◆ EXERCISE INSTRUCTIONS:
Copy each line of the data below exactly, leaving out pictures.

◆ Collected data entries:

═══

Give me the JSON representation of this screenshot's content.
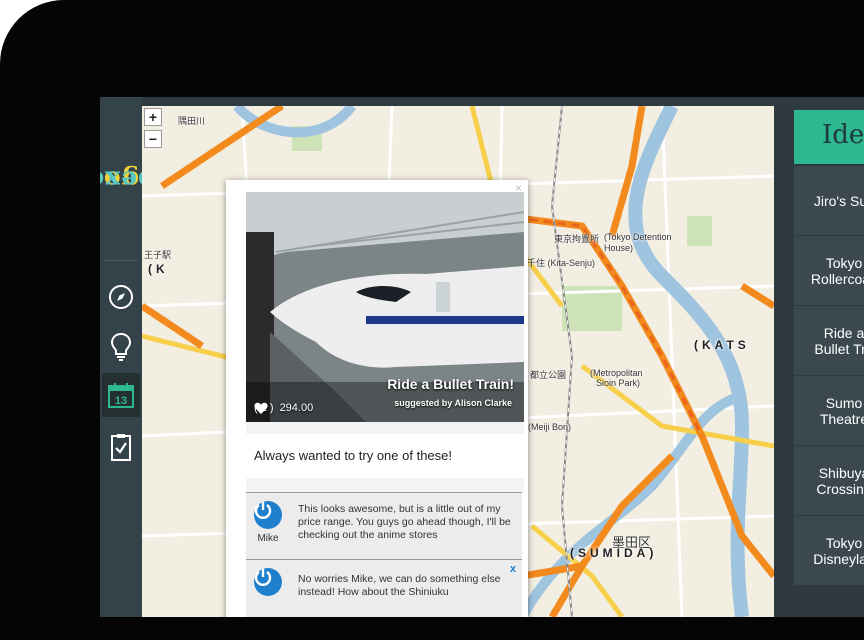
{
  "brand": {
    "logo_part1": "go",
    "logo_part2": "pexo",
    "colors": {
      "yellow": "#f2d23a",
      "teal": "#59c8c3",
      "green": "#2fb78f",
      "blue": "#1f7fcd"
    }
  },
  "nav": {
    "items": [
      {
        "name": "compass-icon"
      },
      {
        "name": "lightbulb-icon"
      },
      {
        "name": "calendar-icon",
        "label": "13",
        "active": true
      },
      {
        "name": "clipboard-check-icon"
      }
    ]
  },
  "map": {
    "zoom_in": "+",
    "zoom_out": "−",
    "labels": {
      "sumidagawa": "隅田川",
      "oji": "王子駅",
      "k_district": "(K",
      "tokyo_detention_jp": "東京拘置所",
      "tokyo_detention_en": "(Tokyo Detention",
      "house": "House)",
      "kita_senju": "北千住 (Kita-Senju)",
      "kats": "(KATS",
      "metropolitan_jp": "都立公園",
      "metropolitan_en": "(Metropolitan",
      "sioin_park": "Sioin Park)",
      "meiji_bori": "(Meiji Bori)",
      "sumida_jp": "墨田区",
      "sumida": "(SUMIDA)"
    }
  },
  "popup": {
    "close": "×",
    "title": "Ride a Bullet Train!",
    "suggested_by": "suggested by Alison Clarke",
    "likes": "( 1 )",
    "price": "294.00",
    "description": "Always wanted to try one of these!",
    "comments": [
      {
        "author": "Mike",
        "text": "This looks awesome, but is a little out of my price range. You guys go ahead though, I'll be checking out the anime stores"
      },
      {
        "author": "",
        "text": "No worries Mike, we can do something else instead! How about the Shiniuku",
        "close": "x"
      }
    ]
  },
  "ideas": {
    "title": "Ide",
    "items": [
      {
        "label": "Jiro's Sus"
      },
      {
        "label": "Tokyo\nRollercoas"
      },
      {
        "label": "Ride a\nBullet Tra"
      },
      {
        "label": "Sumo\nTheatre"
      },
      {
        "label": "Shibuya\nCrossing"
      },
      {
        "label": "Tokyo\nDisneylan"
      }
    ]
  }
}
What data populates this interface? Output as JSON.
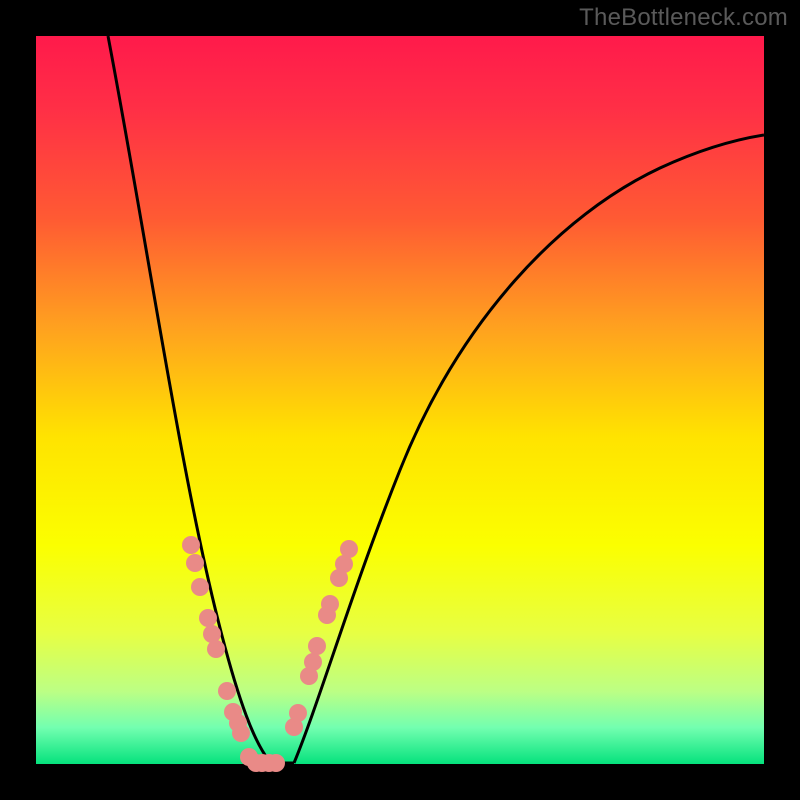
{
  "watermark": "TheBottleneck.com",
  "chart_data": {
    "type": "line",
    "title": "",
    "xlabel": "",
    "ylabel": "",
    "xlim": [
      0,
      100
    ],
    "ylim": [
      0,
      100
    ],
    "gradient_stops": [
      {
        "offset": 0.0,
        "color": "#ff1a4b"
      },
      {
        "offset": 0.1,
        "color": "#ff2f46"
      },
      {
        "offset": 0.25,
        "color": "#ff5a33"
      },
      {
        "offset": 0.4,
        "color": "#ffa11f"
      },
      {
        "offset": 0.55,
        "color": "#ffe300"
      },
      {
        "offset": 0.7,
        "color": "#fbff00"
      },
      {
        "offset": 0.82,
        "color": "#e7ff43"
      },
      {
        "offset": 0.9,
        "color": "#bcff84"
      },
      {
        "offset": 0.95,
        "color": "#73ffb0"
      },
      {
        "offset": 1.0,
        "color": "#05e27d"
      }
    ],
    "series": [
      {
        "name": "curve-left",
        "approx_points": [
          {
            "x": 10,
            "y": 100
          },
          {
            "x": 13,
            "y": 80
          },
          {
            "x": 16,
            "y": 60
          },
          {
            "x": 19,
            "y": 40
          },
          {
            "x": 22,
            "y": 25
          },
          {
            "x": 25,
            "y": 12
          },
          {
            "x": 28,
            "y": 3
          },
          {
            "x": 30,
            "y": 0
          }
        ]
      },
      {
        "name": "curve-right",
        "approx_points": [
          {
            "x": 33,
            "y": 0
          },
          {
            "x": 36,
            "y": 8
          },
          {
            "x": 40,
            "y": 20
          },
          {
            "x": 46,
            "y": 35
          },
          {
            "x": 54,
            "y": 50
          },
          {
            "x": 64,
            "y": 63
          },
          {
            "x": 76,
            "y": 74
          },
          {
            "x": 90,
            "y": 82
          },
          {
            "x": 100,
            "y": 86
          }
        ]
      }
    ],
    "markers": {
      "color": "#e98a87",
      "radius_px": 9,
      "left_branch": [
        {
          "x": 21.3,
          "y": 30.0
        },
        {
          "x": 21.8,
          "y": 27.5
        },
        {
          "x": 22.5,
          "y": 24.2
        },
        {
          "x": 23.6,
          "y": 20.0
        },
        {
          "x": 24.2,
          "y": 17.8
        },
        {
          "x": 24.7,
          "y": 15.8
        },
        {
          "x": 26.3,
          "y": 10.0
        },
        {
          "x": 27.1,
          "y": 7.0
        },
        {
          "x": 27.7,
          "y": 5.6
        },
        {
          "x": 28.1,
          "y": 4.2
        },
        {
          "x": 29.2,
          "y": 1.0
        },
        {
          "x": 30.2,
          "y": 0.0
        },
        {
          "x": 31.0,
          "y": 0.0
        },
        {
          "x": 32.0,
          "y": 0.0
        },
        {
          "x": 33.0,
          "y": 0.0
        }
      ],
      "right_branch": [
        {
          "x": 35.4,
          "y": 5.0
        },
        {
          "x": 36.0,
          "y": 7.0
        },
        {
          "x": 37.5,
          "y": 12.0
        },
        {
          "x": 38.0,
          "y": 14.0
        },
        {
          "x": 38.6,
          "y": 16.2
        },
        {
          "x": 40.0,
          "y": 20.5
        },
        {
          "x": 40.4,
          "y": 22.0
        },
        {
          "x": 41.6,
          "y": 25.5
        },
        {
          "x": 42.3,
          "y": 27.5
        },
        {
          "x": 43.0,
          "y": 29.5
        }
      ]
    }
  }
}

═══

◆ SOLUTION FOR THIS PROBLEM:
Give me the JSON representation of this screenshot's content.
{
  "brand": {
    "logo_part1": "go",
    "logo_part2": "pexo",
    "colors": {
      "yellow": "#f2d23a",
      "teal": "#59c8c3",
      "green": "#2fb78f",
      "blue": "#1f7fcd"
    }
  },
  "nav": {
    "items": [
      {
        "name": "compass-icon"
      },
      {
        "name": "lightbulb-icon"
      },
      {
        "name": "calendar-icon",
        "label": "13",
        "active": true
      },
      {
        "name": "clipboard-check-icon"
      }
    ]
  },
  "map": {
    "zoom_in": "+",
    "zoom_out": "−",
    "labels": {
      "sumidagawa": "隅田川",
      "oji": "王子駅",
      "k_district": "(K",
      "tokyo_detention_jp": "東京拘置所",
      "tokyo_detention_en": "(Tokyo Detention",
      "house": "House)",
      "kita_senju": "北千住 (Kita-Senju)",
      "kats": "(KATS",
      "metropolitan_jp": "都立公園",
      "metropolitan_en": "(Metropolitan",
      "sioin_park": "Sioin Park)",
      "meiji_bori": "(Meiji Bori)",
      "sumida_jp": "墨田区",
      "sumida": "(SUMIDA)"
    }
  },
  "popup": {
    "close": "×",
    "title": "Ride a Bullet Train!",
    "suggested_by": "suggested by Alison Clarke",
    "likes": "( 1 )",
    "price": "294.00",
    "description": "Always wanted to try one of these!",
    "comments": [
      {
        "author": "Mike",
        "text": "This looks awesome, but is a little out of my price range. You guys go ahead though, I'll be checking out the anime stores"
      },
      {
        "author": "",
        "text": "No worries Mike, we can do something else instead! How about the Shiniuku",
        "close": "x"
      }
    ]
  },
  "ideas": {
    "title": "Ide",
    "items": [
      {
        "label": "Jiro's Sus"
      },
      {
        "label": "Tokyo\nRollercoas"
      },
      {
        "label": "Ride a\nBullet Tra"
      },
      {
        "label": "Sumo\nTheatre"
      },
      {
        "label": "Shibuya\nCrossing"
      },
      {
        "label": "Tokyo\nDisneylan"
      }
    ]
  }
}
What data populates this interface? Output as JSON.
{
  "watermark": "TheBottleneck.com",
  "chart_data": {
    "type": "line",
    "title": "",
    "xlabel": "",
    "ylabel": "",
    "xlim": [
      0,
      100
    ],
    "ylim": [
      0,
      100
    ],
    "gradient_stops": [
      {
        "offset": 0.0,
        "color": "#ff1a4b"
      },
      {
        "offset": 0.1,
        "color": "#ff2f46"
      },
      {
        "offset": 0.25,
        "color": "#ff5a33"
      },
      {
        "offset": 0.4,
        "color": "#ffa11f"
      },
      {
        "offset": 0.55,
        "color": "#ffe300"
      },
      {
        "offset": 0.7,
        "color": "#fbff00"
      },
      {
        "offset": 0.82,
        "color": "#e7ff43"
      },
      {
        "offset": 0.9,
        "color": "#bcff84"
      },
      {
        "offset": 0.95,
        "color": "#73ffb0"
      },
      {
        "offset": 1.0,
        "color": "#05e27d"
      }
    ],
    "series": [
      {
        "name": "curve-left",
        "approx_points": [
          {
            "x": 10,
            "y": 100
          },
          {
            "x": 13,
            "y": 80
          },
          {
            "x": 16,
            "y": 60
          },
          {
            "x": 19,
            "y": 40
          },
          {
            "x": 22,
            "y": 25
          },
          {
            "x": 25,
            "y": 12
          },
          {
            "x": 28,
            "y": 3
          },
          {
            "x": 30,
            "y": 0
          }
        ]
      },
      {
        "name": "curve-right",
        "approx_points": [
          {
            "x": 33,
            "y": 0
          },
          {
            "x": 36,
            "y": 8
          },
          {
            "x": 40,
            "y": 20
          },
          {
            "x": 46,
            "y": 35
          },
          {
            "x": 54,
            "y": 50
          },
          {
            "x": 64,
            "y": 63
          },
          {
            "x": 76,
            "y": 74
          },
          {
            "x": 90,
            "y": 82
          },
          {
            "x": 100,
            "y": 86
          }
        ]
      }
    ],
    "markers": {
      "color": "#e98a87",
      "radius_px": 9,
      "left_branch": [
        {
          "x": 21.3,
          "y": 30.0
        },
        {
          "x": 21.8,
          "y": 27.5
        },
        {
          "x": 22.5,
          "y": 24.2
        },
        {
          "x": 23.6,
          "y": 20.0
        },
        {
          "x": 24.2,
          "y": 17.8
        },
        {
          "x": 24.7,
          "y": 15.8
        },
        {
          "x": 26.3,
          "y": 10.0
        },
        {
          "x": 27.1,
          "y": 7.0
        },
        {
          "x": 27.7,
          "y": 5.6
        },
        {
          "x": 28.1,
          "y": 4.2
        },
        {
          "x": 29.2,
          "y": 1.0
        },
        {
          "x": 30.2,
          "y": 0.0
        },
        {
          "x": 31.0,
          "y": 0.0
        },
        {
          "x": 32.0,
          "y": 0.0
        },
        {
          "x": 33.0,
          "y": 0.0
        }
      ],
      "right_branch": [
        {
          "x": 35.4,
          "y": 5.0
        },
        {
          "x": 36.0,
          "y": 7.0
        },
        {
          "x": 37.5,
          "y": 12.0
        },
        {
          "x": 38.0,
          "y": 14.0
        },
        {
          "x": 38.6,
          "y": 16.2
        },
        {
          "x": 40.0,
          "y": 20.5
        },
        {
          "x": 40.4,
          "y": 22.0
        },
        {
          "x": 41.6,
          "y": 25.5
        },
        {
          "x": 42.3,
          "y": 27.5
        },
        {
          "x": 43.0,
          "y": 29.5
        }
      ]
    }
  }
}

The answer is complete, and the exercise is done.